The report also suggested that, as artificial intelligence spreads through more of the global economy, that European nations may want to consider a basic income guarantee, where people would get regular cash payments from the government.

It also goes into the realm of civil liability. Without explicitly calling for any particular legal framework, it suggests that the EU come up with an answer for the question of who is civilly liable, and for how much, for the actions of a robot that is at least somewhat autonomous. It also said that, regardless of what legal framework the EU comes up with on this matter, robots should also be registered like cars, and require insurance.

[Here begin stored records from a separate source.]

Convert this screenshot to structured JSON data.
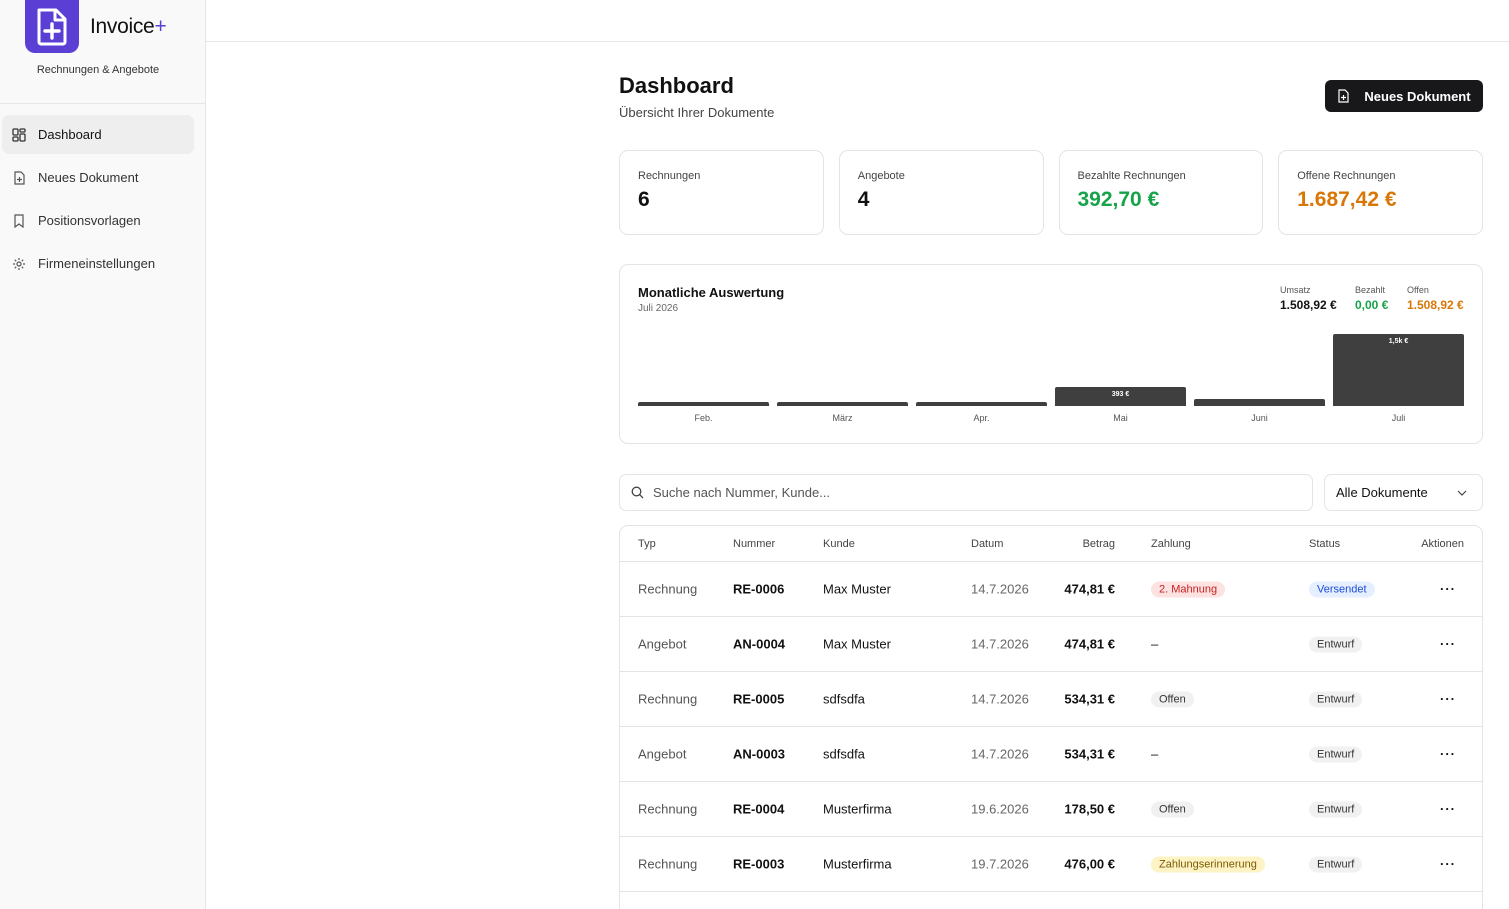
{
  "app": {
    "name": "Invoice",
    "name_suffix": "+",
    "subtitle": "Rechnungen & Angebote",
    "brand_color": "#5b3fd4"
  },
  "nav": [
    {
      "label": "Dashboard",
      "icon": "dashboard-icon",
      "active": true
    },
    {
      "label": "Neues Dokument",
      "icon": "file-plus-icon"
    },
    {
      "label": "Positionsvorlagen",
      "icon": "bookmark-icon"
    },
    {
      "label": "Firmeneinstellungen",
      "icon": "gear-icon"
    }
  ],
  "header": {
    "title": "Dashboard",
    "subtitle": "Übersicht Ihrer Dokumente",
    "new_button": "Neues Dokument"
  },
  "stats": [
    {
      "label": "Rechnungen",
      "value": "6",
      "color": "#111111"
    },
    {
      "label": "Angebote",
      "value": "4",
      "color": "#111111"
    },
    {
      "label": "Bezahlte Rechnungen",
      "value": "392,70 €",
      "color": "#16a34a"
    },
    {
      "label": "Offene Rechnungen",
      "value": "1.687,42 €",
      "color": "#d97706"
    }
  ],
  "monthly": {
    "title": "Monatliche Auswertung",
    "period": "Juli 2026",
    "summary": [
      {
        "label": "Umsatz",
        "value": "1.508,92 €",
        "color": "#111111"
      },
      {
        "label": "Bezahlt",
        "value": "0,00 €",
        "color": "#16a34a"
      },
      {
        "label": "Offen",
        "value": "1.508,92 €",
        "color": "#d97706"
      }
    ]
  },
  "chart_data": {
    "type": "bar",
    "categories": [
      "Feb.",
      "März",
      "Apr.",
      "Mai",
      "Juni",
      "Juli"
    ],
    "values": [
      0,
      0,
      0,
      393,
      150,
      1509
    ],
    "data_labels": [
      "",
      "",
      "",
      "393 €",
      "",
      "1,5k €"
    ],
    "ylim": [
      0,
      1509
    ]
  },
  "search": {
    "placeholder": "Suche nach Nummer, Kunde..."
  },
  "filter": {
    "selected": "Alle Dokumente"
  },
  "table": {
    "headers": [
      "Typ",
      "Nummer",
      "Kunde",
      "Datum",
      "Betrag",
      "Zahlung",
      "Status",
      "Aktionen"
    ],
    "rows": [
      {
        "typ": "Rechnung",
        "nummer": "RE-0006",
        "kunde": "Max Muster",
        "datum": "14.7.2026",
        "betrag": "474,81 €",
        "zahlung": "2. Mahnung",
        "zahlung_style": "red",
        "status": "Versendet",
        "status_style": "blue",
        "actions": "···"
      },
      {
        "typ": "Angebot",
        "nummer": "AN-0004",
        "kunde": "Max Muster",
        "datum": "14.7.2026",
        "betrag": "474,81 €",
        "zahlung": "–",
        "zahlung_style": "none",
        "status": "Entwurf",
        "status_style": "gray",
        "actions": "···"
      },
      {
        "typ": "Rechnung",
        "nummer": "RE-0005",
        "kunde": "sdfsdfa",
        "datum": "14.7.2026",
        "betrag": "534,31 €",
        "zahlung": "Offen",
        "zahlung_style": "gray",
        "status": "Entwurf",
        "status_style": "gray",
        "actions": "···"
      },
      {
        "typ": "Angebot",
        "nummer": "AN-0003",
        "kunde": "sdfsdfa",
        "datum": "14.7.2026",
        "betrag": "534,31 €",
        "zahlung": "–",
        "zahlung_style": "none",
        "status": "Entwurf",
        "status_style": "gray",
        "actions": "···"
      },
      {
        "typ": "Rechnung",
        "nummer": "RE-0004",
        "kunde": "Musterfirma",
        "datum": "19.6.2026",
        "betrag": "178,50 €",
        "zahlung": "Offen",
        "zahlung_style": "gray",
        "status": "Entwurf",
        "status_style": "gray",
        "actions": "···"
      },
      {
        "typ": "Rechnung",
        "nummer": "RE-0003",
        "kunde": "Musterfirma",
        "datum": "19.7.2026",
        "betrag": "476,00 €",
        "zahlung": "Zahlungserinnerung",
        "zahlung_style": "yellow",
        "status": "Entwurf",
        "status_style": "gray",
        "actions": "···"
      }
    ]
  }
}
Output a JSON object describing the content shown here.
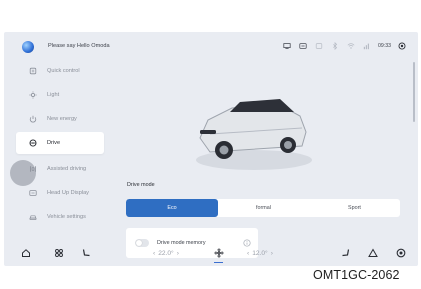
{
  "header": {
    "greeting": "Please say Hello Omoda",
    "time": "09:33"
  },
  "status_icons": [
    "cast-icon",
    "message-icon",
    "lte-icon",
    "bluetooth-icon",
    "wifi-icon",
    "signal-icon"
  ],
  "sidebar": {
    "items": [
      {
        "label": "Quick control",
        "icon": "quick-control-icon",
        "active": false
      },
      {
        "label": "Light",
        "icon": "light-icon",
        "active": false
      },
      {
        "label": "New energy",
        "icon": "energy-icon",
        "active": false
      },
      {
        "label": "Drive",
        "icon": "steering-wheel-icon",
        "active": true
      },
      {
        "label": "Assisted driving",
        "icon": "assist-icon",
        "active": false
      },
      {
        "label": "Head Up Display",
        "icon": "hud-icon",
        "active": false
      },
      {
        "label": "Vehicle settings",
        "icon": "car-icon",
        "active": false
      }
    ]
  },
  "main": {
    "section_label": "Drive mode",
    "modes": [
      {
        "label": "Eco",
        "selected": true
      },
      {
        "label": "formal",
        "selected": false
      },
      {
        "label": "Sport",
        "selected": false
      }
    ],
    "memory": {
      "label": "Drive mode memory",
      "enabled": false
    }
  },
  "dock": {
    "left_temp": "22.0°",
    "right_temp": "12.0°",
    "left_arrow": "‹",
    "right_arrow": "›"
  },
  "watermark": "OMT1GC-2062",
  "colors": {
    "accent": "#2f6ec2",
    "background": "#e9ecf2",
    "card": "#ffffff"
  }
}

The report also looks to the future days when robots might be fully autonomous. It urged regulations to require robots to follow Asimov's Three Laws of Robots (robots shall never harm a human being or through inaction allow a human to come to harm, robots should obey all humans unless doing so contradicts the first law, robots should protect themselves unless doing so contradicts the first and second law). It also suggested that, if robots become independent, creating a specific legal status for them as "electronic persons." This would, said the report, give them specific rights and obligations, including being liable for damage they cause. 

The first proposal, regarding ethical programming in robots, suggests that members of the European Parliament may not have actually read the stories that feature these three laws. Asimov had written at length at how these three laws are not as ironclad as one might believe, and how they can break down under various circumstances or, alternately, lead to poor outcomes while still technically remaining within the three laws. For example, The Evitable Conflict shows robots deciding that the best way to follow the first law is to simply take over humanity--for our protection, of course. 

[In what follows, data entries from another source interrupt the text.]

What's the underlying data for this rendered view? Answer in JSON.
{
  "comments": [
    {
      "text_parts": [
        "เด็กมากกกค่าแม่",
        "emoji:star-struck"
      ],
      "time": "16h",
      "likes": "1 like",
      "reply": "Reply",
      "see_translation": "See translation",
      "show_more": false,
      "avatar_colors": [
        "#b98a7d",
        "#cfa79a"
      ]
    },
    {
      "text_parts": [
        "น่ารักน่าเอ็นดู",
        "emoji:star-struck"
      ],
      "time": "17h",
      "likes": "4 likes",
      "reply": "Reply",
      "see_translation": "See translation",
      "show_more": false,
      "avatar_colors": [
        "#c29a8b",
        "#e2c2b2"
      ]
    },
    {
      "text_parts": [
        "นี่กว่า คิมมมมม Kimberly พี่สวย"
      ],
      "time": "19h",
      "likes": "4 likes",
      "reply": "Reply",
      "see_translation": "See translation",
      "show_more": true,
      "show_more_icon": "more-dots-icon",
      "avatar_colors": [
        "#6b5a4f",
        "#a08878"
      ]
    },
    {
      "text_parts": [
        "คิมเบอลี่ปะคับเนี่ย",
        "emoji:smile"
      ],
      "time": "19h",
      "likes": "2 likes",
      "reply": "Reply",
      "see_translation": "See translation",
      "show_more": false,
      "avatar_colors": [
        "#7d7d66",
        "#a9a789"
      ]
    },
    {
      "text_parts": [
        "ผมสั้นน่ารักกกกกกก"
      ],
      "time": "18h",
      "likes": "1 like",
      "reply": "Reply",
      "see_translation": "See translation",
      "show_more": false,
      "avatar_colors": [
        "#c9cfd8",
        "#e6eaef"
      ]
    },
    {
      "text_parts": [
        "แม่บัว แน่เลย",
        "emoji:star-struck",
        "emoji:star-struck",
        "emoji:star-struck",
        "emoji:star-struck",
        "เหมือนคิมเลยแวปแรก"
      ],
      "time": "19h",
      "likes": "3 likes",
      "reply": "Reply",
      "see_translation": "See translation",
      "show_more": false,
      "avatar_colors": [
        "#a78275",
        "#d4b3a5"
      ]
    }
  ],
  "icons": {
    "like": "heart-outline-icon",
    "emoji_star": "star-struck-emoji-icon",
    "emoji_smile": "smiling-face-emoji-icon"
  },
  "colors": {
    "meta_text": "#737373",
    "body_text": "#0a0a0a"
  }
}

The requirement also raises questions regarding semi-autonomous trading algorithms that currently dominate the market. How broadly will harm be defined here? Because while the economy does house a large number of win-win solutions, losers are inevitable. If trading programs were unable to harm any human, this might hobble their function. On the other hand, if "harm" were defined narrow enough so this wouldn't happen, it could render the whole thing moot. 

Of course, that's a problem that won't actually be relevant for generations and so governments have years to prepare a solution. Though considering governments' track records on addressing looming problems people have known about for years, this may not inspire the most confidence.